* Information about primary studies is not extracted directly from primary studies but from identified systematic reviews, unless otherwise stated.
**This information was extracted directly from the primary study.
Summary of findings
The information about the effects of palliative chemotherapy in advanced gallbladder cancer is based on a randomized trial that included 82 patients . Although the trial had two interventions arms (5-fluorouracil (FU) + folinic acid and gemcitabine + oxaliplatin), the data of the patients treated with 5-fluorouracil and folinic acid (FUFA) were not included as it was considered a chemotherapy regimen scheme based on agents not commonly used for this disease.
Therefore, we decided to reuse the conclusions of a network meta-analysis . One trial measured survival and adverse effects in a group of 53 patients . Quality of life was not reported by systematic reviews.
The summary of findings is as follows:
- Palliative chemotherapy may increase survival in advanced gallbladder cancer (low certainty of the evidence).
- Quality of life was not measured or reported.
- Palliative chemotherapy probably increases adverse effects in advanced gallbladder cancer (moderate certainty of the evidence).
|Follow the link to access the interactive version of this table (Interactive Summary of Findings – iSoF)
Other considerations for decision-making
To whom this evidence does and does not apply
|About the outcomes included in this summary
|Balance between benefits and risks, and certainty of the evidence
|What would patients and their doctors think about this intervention
Differences between this summary and other sources
|Could this evidence change in the future?
How we conducted this summary
Using automated and collaborative means, we compiled all the relevant evidence for the question of interest and we present it as a matrix of evidence.
Follow the link to access the interactive version: Chemotherapy versus best supportive care for advanced gallbladder cancer.
The upper portion of the matrix of evidence will display a warning of “new evidence” if new systematic reviews are published after the publication of this summary. Even though the project considers the periodical update of these summaries, users are invited to comment in Medwave or to contact the authors through email if they find new evidence and the summary should be updated earlier.
After creating an account in Epistemonikos, users will be able to save the matrixes and to receive automated notifications any time new evidence potentially relevant for the question appears.
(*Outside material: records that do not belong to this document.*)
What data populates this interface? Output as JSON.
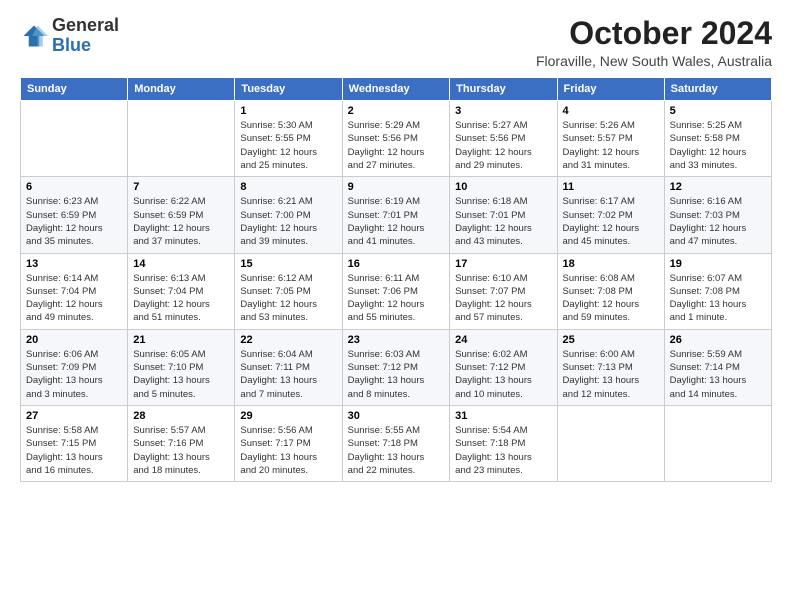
{
  "header": {
    "logo_general": "General",
    "logo_blue": "Blue",
    "month": "October 2024",
    "location": "Floraville, New South Wales, Australia"
  },
  "weekdays": [
    "Sunday",
    "Monday",
    "Tuesday",
    "Wednesday",
    "Thursday",
    "Friday",
    "Saturday"
  ],
  "weeks": [
    [
      {
        "day": "",
        "info": ""
      },
      {
        "day": "",
        "info": ""
      },
      {
        "day": "1",
        "info": "Sunrise: 5:30 AM\nSunset: 5:55 PM\nDaylight: 12 hours\nand 25 minutes."
      },
      {
        "day": "2",
        "info": "Sunrise: 5:29 AM\nSunset: 5:56 PM\nDaylight: 12 hours\nand 27 minutes."
      },
      {
        "day": "3",
        "info": "Sunrise: 5:27 AM\nSunset: 5:56 PM\nDaylight: 12 hours\nand 29 minutes."
      },
      {
        "day": "4",
        "info": "Sunrise: 5:26 AM\nSunset: 5:57 PM\nDaylight: 12 hours\nand 31 minutes."
      },
      {
        "day": "5",
        "info": "Sunrise: 5:25 AM\nSunset: 5:58 PM\nDaylight: 12 hours\nand 33 minutes."
      }
    ],
    [
      {
        "day": "6",
        "info": "Sunrise: 6:23 AM\nSunset: 6:59 PM\nDaylight: 12 hours\nand 35 minutes."
      },
      {
        "day": "7",
        "info": "Sunrise: 6:22 AM\nSunset: 6:59 PM\nDaylight: 12 hours\nand 37 minutes."
      },
      {
        "day": "8",
        "info": "Sunrise: 6:21 AM\nSunset: 7:00 PM\nDaylight: 12 hours\nand 39 minutes."
      },
      {
        "day": "9",
        "info": "Sunrise: 6:19 AM\nSunset: 7:01 PM\nDaylight: 12 hours\nand 41 minutes."
      },
      {
        "day": "10",
        "info": "Sunrise: 6:18 AM\nSunset: 7:01 PM\nDaylight: 12 hours\nand 43 minutes."
      },
      {
        "day": "11",
        "info": "Sunrise: 6:17 AM\nSunset: 7:02 PM\nDaylight: 12 hours\nand 45 minutes."
      },
      {
        "day": "12",
        "info": "Sunrise: 6:16 AM\nSunset: 7:03 PM\nDaylight: 12 hours\nand 47 minutes."
      }
    ],
    [
      {
        "day": "13",
        "info": "Sunrise: 6:14 AM\nSunset: 7:04 PM\nDaylight: 12 hours\nand 49 minutes."
      },
      {
        "day": "14",
        "info": "Sunrise: 6:13 AM\nSunset: 7:04 PM\nDaylight: 12 hours\nand 51 minutes."
      },
      {
        "day": "15",
        "info": "Sunrise: 6:12 AM\nSunset: 7:05 PM\nDaylight: 12 hours\nand 53 minutes."
      },
      {
        "day": "16",
        "info": "Sunrise: 6:11 AM\nSunset: 7:06 PM\nDaylight: 12 hours\nand 55 minutes."
      },
      {
        "day": "17",
        "info": "Sunrise: 6:10 AM\nSunset: 7:07 PM\nDaylight: 12 hours\nand 57 minutes."
      },
      {
        "day": "18",
        "info": "Sunrise: 6:08 AM\nSunset: 7:08 PM\nDaylight: 12 hours\nand 59 minutes."
      },
      {
        "day": "19",
        "info": "Sunrise: 6:07 AM\nSunset: 7:08 PM\nDaylight: 13 hours\nand 1 minute."
      }
    ],
    [
      {
        "day": "20",
        "info": "Sunrise: 6:06 AM\nSunset: 7:09 PM\nDaylight: 13 hours\nand 3 minutes."
      },
      {
        "day": "21",
        "info": "Sunrise: 6:05 AM\nSunset: 7:10 PM\nDaylight: 13 hours\nand 5 minutes."
      },
      {
        "day": "22",
        "info": "Sunrise: 6:04 AM\nSunset: 7:11 PM\nDaylight: 13 hours\nand 7 minutes."
      },
      {
        "day": "23",
        "info": "Sunrise: 6:03 AM\nSunset: 7:12 PM\nDaylight: 13 hours\nand 8 minutes."
      },
      {
        "day": "24",
        "info": "Sunrise: 6:02 AM\nSunset: 7:12 PM\nDaylight: 13 hours\nand 10 minutes."
      },
      {
        "day": "25",
        "info": "Sunrise: 6:00 AM\nSunset: 7:13 PM\nDaylight: 13 hours\nand 12 minutes."
      },
      {
        "day": "26",
        "info": "Sunrise: 5:59 AM\nSunset: 7:14 PM\nDaylight: 13 hours\nand 14 minutes."
      }
    ],
    [
      {
        "day": "27",
        "info": "Sunrise: 5:58 AM\nSunset: 7:15 PM\nDaylight: 13 hours\nand 16 minutes."
      },
      {
        "day": "28",
        "info": "Sunrise: 5:57 AM\nSunset: 7:16 PM\nDaylight: 13 hours\nand 18 minutes."
      },
      {
        "day": "29",
        "info": "Sunrise: 5:56 AM\nSunset: 7:17 PM\nDaylight: 13 hours\nand 20 minutes."
      },
      {
        "day": "30",
        "info": "Sunrise: 5:55 AM\nSunset: 7:18 PM\nDaylight: 13 hours\nand 22 minutes."
      },
      {
        "day": "31",
        "info": "Sunrise: 5:54 AM\nSunset: 7:18 PM\nDaylight: 13 hours\nand 23 minutes."
      },
      {
        "day": "",
        "info": ""
      },
      {
        "day": "",
        "info": ""
      }
    ]
  ]
}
This article is part of the Epistemonikos Evidence Synthesis project. It is elaborated with a pre-established methodology, following rigorous methodological standards and internal peer review process. Each of these articles corresponds to a summary, denominated FRISBEE (Friendly Summary of Body of Evidence using Epistemonikos), whose main objective is to synthesize the body of evidence for a specific question, with a friendly format to clinical professionals. Its main resources are based on the evidence matrix of Epistemonikos and analysis of results using GRADE methodology. Further details of the methods for developing this FRISBEE are described here (http://dx.doi.org/10.5867/medwave.2014.06.5997)
Epistemonikos foundation is a non-for-profit organization aiming to bring information closer to health decision-makers with technology. Its main development is Epistemonikos database (www.epistemonikos.org).
Potential conflicts of interest
The authors do not have relevant interests to declare.